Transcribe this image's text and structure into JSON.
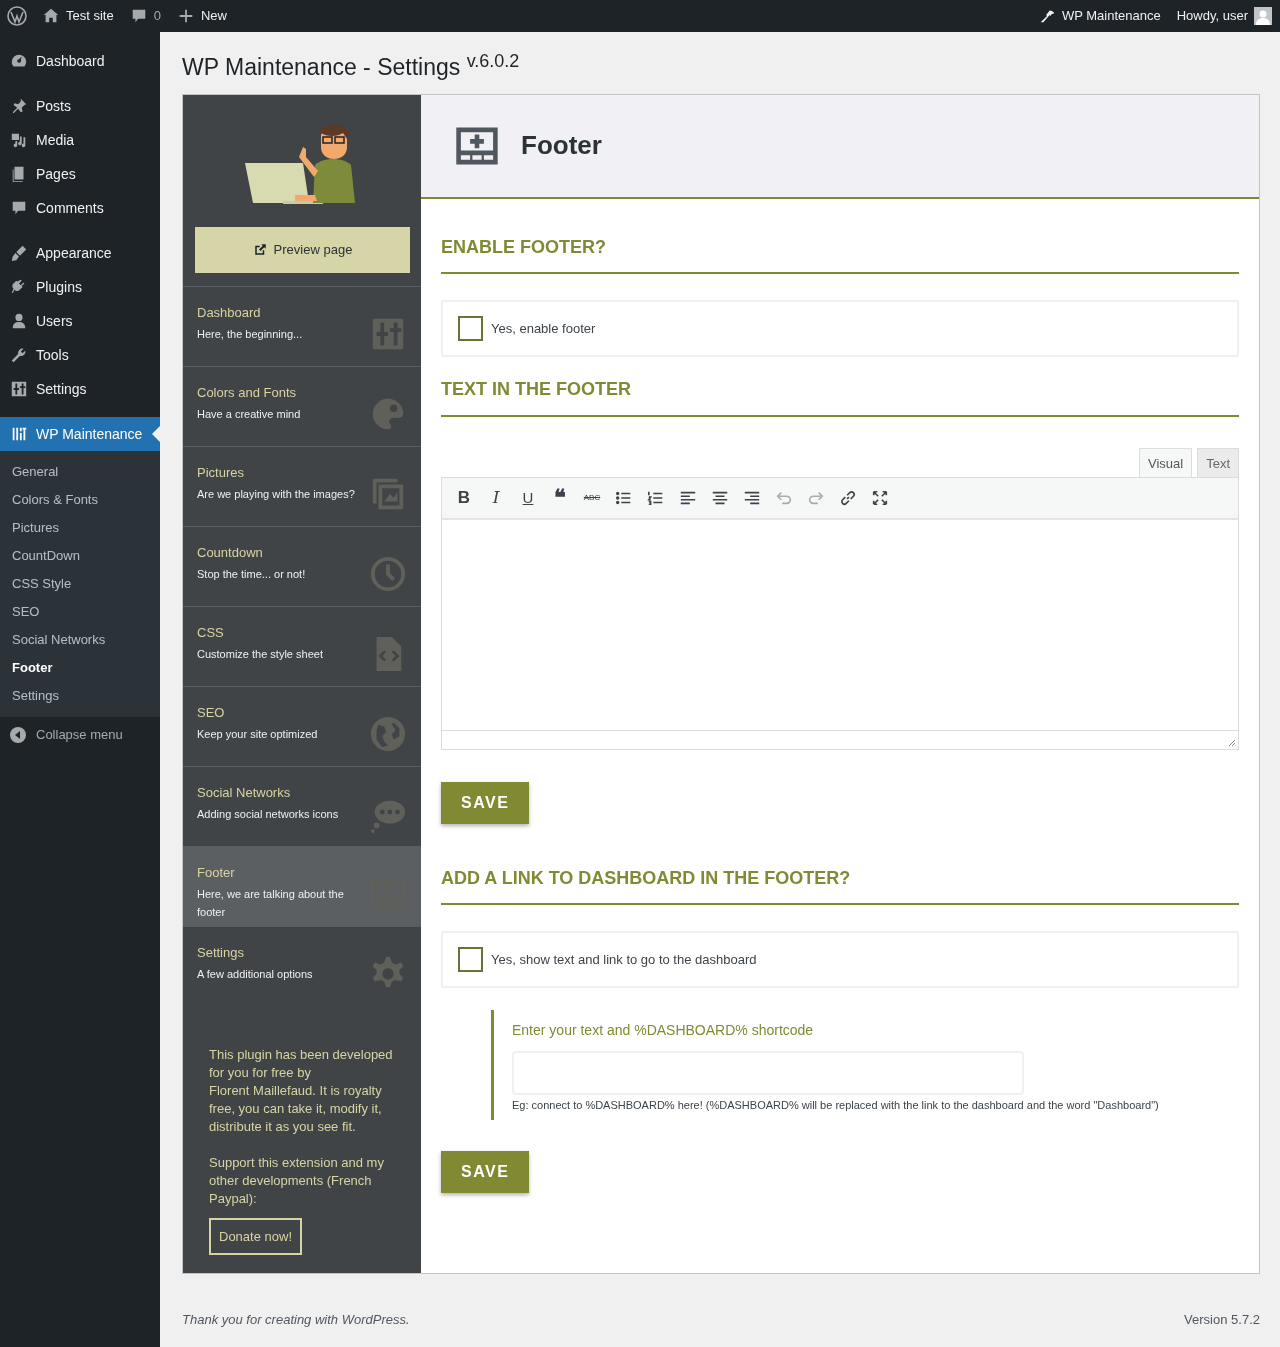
{
  "admin_bar": {
    "site": "Test site",
    "comments": "0",
    "new": "New",
    "plugin": "WP Maintenance",
    "greeting": "Howdy, user"
  },
  "admin_menu": {
    "groups": [
      [
        {
          "label": "Dashboard",
          "selected": false
        }
      ],
      [
        {
          "label": "Posts",
          "selected": false
        },
        {
          "label": "Media",
          "selected": false
        },
        {
          "label": "Pages",
          "selected": false
        },
        {
          "label": "Comments",
          "selected": false
        }
      ],
      [
        {
          "label": "Appearance",
          "selected": false
        },
        {
          "label": "Plugins",
          "selected": false
        },
        {
          "label": "Users",
          "selected": false
        },
        {
          "label": "Tools",
          "selected": false
        },
        {
          "label": "Settings",
          "selected": false
        }
      ],
      [
        {
          "label": "WP Maintenance",
          "selected": true
        }
      ]
    ],
    "submenu": [
      {
        "label": "General",
        "selected": false
      },
      {
        "label": "Colors & Fonts",
        "selected": false
      },
      {
        "label": "Pictures",
        "selected": false
      },
      {
        "label": "CountDown",
        "selected": false
      },
      {
        "label": "CSS Style",
        "selected": false
      },
      {
        "label": "SEO",
        "selected": false
      },
      {
        "label": "Social Networks",
        "selected": false
      },
      {
        "label": "Footer",
        "selected": true
      },
      {
        "label": "Settings",
        "selected": false
      }
    ],
    "collapse": "Collapse menu"
  },
  "page": {
    "title": "WP Maintenance - Settings",
    "version": "v.6.0.2"
  },
  "plugin_nav": {
    "preview": "Preview page",
    "items": [
      {
        "title": "Dashboard",
        "subtitle": "Here, the beginning...",
        "selected": false
      },
      {
        "title": "Colors and Fonts",
        "subtitle": "Have a creative mind",
        "selected": false
      },
      {
        "title": "Pictures",
        "subtitle": "Are we playing with the images?",
        "selected": false
      },
      {
        "title": "Countdown",
        "subtitle": "Stop the time... or not!",
        "selected": false
      },
      {
        "title": "CSS",
        "subtitle": "Customize the style sheet",
        "selected": false
      },
      {
        "title": "SEO",
        "subtitle": "Keep your site optimized",
        "selected": false
      },
      {
        "title": "Social Networks",
        "subtitle": "Adding social networks icons",
        "selected": false
      },
      {
        "title": "Footer",
        "subtitle": "Here, we are talking about the footer",
        "selected": true
      },
      {
        "title": "Settings",
        "subtitle": "A few additional options",
        "selected": false
      }
    ],
    "credit": {
      "before": "This plugin has been developed for you for free by",
      "link": "Florent Maillefaud",
      "after": ". It is royalty free, you can take it, modify it, distribute it as you see fit."
    },
    "support": "Support this extension and my other developments (French Paypal):",
    "donate": "Donate now!"
  },
  "panel": {
    "title": "Footer",
    "enable": {
      "heading": "ENABLE FOOTER?",
      "checkbox": {
        "label": "Yes, enable footer",
        "checked": false
      }
    },
    "text": {
      "heading": "TEXT IN THE FOOTER",
      "tabs": [
        {
          "label": "Visual",
          "selected": true
        },
        {
          "label": "Text",
          "selected": false
        }
      ],
      "toolbar": [
        {
          "kind": "bold",
          "glyph": "B"
        },
        {
          "kind": "italic",
          "glyph": "I"
        },
        {
          "kind": "underline",
          "glyph": "U"
        },
        {
          "kind": "quote",
          "glyph": "❝"
        },
        {
          "kind": "strike",
          "glyph": "ABC"
        },
        {
          "kind": "bullets"
        },
        {
          "kind": "numbers"
        },
        {
          "kind": "align-left"
        },
        {
          "kind": "align-center"
        },
        {
          "kind": "align-right"
        },
        {
          "kind": "undo"
        },
        {
          "kind": "redo"
        },
        {
          "kind": "link"
        },
        {
          "kind": "fullscreen"
        }
      ],
      "save": "SAVE"
    },
    "link": {
      "heading": "ADD A LINK TO DASHBOARD IN THE FOOTER?",
      "checkbox": {
        "label": "Yes, show text and link to go to the dashboard",
        "checked": false
      },
      "field_label": "Enter your text and %DASHBOARD% shortcode",
      "help": "Eg: connect to %DASHBOARD% here! (%DASHBOARD% will be replaced with the link to the dashboard and the word \"Dashboard\")",
      "save": "SAVE"
    }
  },
  "footer": {
    "before": "Thank you for creating with",
    "link": "WordPress",
    "after": ".",
    "version": "Version 5.7.2"
  }
}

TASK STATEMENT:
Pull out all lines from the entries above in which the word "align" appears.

FINISHED TASK:
          "kind": "align-left"
          "kind": "align-center"
          "kind": "align-right"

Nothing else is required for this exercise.